*** Raw data ***

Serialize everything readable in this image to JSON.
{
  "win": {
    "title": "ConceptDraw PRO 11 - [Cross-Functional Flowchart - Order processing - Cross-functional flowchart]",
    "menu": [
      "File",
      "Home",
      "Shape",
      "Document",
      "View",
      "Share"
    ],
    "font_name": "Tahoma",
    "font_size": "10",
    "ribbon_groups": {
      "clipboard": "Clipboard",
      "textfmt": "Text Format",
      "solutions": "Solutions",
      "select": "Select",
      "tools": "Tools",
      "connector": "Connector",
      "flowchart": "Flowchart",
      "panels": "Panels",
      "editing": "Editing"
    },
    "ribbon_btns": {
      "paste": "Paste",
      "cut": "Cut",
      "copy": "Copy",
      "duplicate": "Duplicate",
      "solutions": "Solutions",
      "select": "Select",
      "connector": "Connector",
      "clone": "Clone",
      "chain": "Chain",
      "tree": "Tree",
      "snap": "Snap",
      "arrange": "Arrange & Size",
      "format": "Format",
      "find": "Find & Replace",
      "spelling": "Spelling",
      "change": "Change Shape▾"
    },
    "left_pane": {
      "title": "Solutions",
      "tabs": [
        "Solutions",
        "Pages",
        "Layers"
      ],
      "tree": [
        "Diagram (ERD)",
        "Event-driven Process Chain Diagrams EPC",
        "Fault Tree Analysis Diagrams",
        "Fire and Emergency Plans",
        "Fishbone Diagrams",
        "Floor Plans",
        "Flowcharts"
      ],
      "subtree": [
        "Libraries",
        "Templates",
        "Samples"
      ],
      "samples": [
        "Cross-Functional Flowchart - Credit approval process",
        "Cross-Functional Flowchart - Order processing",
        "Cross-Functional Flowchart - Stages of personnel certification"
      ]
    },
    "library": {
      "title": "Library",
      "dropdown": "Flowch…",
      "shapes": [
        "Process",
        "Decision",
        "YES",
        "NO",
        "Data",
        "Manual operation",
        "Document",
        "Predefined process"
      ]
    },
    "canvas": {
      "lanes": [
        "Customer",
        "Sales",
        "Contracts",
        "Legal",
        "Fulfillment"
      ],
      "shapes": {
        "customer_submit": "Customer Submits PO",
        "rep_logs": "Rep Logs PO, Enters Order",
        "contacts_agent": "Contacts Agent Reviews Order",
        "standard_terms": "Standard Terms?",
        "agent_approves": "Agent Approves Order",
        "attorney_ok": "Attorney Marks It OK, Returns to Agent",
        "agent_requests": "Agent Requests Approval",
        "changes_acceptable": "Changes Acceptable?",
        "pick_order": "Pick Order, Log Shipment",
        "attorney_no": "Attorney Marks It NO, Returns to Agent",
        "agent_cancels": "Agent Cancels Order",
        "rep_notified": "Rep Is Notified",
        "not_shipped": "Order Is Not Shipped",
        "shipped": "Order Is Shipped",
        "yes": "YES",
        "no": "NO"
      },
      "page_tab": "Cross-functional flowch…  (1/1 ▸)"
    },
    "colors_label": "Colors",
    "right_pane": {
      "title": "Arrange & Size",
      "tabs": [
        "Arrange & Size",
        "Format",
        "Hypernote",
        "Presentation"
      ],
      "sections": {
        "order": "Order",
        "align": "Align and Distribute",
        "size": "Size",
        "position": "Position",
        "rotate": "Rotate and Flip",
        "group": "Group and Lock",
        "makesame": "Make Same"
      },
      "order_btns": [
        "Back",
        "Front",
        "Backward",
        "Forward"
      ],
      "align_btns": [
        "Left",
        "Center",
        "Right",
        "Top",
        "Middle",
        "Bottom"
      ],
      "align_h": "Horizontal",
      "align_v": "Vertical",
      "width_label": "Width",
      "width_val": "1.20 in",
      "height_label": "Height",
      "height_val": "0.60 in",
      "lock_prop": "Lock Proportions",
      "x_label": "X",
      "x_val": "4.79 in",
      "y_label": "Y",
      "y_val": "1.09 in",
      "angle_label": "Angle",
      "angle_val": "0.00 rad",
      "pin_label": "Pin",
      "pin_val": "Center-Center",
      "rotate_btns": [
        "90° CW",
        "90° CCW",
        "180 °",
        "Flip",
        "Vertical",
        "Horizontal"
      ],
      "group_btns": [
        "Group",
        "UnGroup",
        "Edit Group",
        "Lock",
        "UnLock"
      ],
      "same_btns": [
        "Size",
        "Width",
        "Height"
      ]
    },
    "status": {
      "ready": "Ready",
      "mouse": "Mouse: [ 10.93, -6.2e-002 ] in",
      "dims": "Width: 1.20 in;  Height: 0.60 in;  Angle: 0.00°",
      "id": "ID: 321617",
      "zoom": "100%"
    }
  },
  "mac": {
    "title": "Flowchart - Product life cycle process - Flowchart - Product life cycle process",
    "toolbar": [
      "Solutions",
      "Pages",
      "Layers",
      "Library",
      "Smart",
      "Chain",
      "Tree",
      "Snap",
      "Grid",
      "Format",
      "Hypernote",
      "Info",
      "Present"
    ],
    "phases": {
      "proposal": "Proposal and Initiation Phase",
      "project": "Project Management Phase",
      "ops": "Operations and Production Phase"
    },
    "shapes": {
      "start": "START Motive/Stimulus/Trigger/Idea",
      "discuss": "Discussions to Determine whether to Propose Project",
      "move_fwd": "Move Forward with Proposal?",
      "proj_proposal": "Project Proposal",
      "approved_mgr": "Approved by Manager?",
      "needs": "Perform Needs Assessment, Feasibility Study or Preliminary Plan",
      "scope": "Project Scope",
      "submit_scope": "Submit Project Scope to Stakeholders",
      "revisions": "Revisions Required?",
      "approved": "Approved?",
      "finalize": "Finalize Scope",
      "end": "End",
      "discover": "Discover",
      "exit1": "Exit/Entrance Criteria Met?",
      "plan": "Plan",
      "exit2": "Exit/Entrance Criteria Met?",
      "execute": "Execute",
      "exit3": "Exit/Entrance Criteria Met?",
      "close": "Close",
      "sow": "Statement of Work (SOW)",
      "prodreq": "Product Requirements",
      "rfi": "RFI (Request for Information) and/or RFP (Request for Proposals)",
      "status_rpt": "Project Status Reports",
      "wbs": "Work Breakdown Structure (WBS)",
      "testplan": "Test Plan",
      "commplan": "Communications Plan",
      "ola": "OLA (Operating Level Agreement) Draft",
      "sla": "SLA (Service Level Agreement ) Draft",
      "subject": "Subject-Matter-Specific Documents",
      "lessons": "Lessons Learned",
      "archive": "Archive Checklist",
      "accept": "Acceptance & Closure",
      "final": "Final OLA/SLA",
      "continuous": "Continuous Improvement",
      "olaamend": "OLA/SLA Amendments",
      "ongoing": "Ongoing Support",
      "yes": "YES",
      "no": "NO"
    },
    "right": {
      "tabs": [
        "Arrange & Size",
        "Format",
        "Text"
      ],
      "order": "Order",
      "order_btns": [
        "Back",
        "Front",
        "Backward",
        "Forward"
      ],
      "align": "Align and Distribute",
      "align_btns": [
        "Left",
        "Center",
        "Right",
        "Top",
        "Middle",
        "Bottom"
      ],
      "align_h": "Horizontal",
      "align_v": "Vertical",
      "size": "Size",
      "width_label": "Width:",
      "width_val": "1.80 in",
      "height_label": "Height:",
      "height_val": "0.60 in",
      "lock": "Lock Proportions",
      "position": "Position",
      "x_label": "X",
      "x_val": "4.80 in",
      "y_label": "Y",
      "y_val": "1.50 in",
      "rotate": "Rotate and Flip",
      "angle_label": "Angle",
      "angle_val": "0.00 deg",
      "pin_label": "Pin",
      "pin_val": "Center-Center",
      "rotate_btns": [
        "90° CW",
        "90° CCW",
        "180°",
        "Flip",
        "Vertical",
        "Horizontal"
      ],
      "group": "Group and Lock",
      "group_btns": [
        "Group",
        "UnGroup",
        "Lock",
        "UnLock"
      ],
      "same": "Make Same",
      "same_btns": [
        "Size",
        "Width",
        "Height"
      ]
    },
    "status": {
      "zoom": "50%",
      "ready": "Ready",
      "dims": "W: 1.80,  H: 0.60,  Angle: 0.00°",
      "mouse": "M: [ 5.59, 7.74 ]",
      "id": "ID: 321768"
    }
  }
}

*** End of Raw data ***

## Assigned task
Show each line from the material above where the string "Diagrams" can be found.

## The answer
        "Event-driven Process Chain Diagrams EPC",
        "Fault Tree Analysis Diagrams",
        "Fishbone Diagrams",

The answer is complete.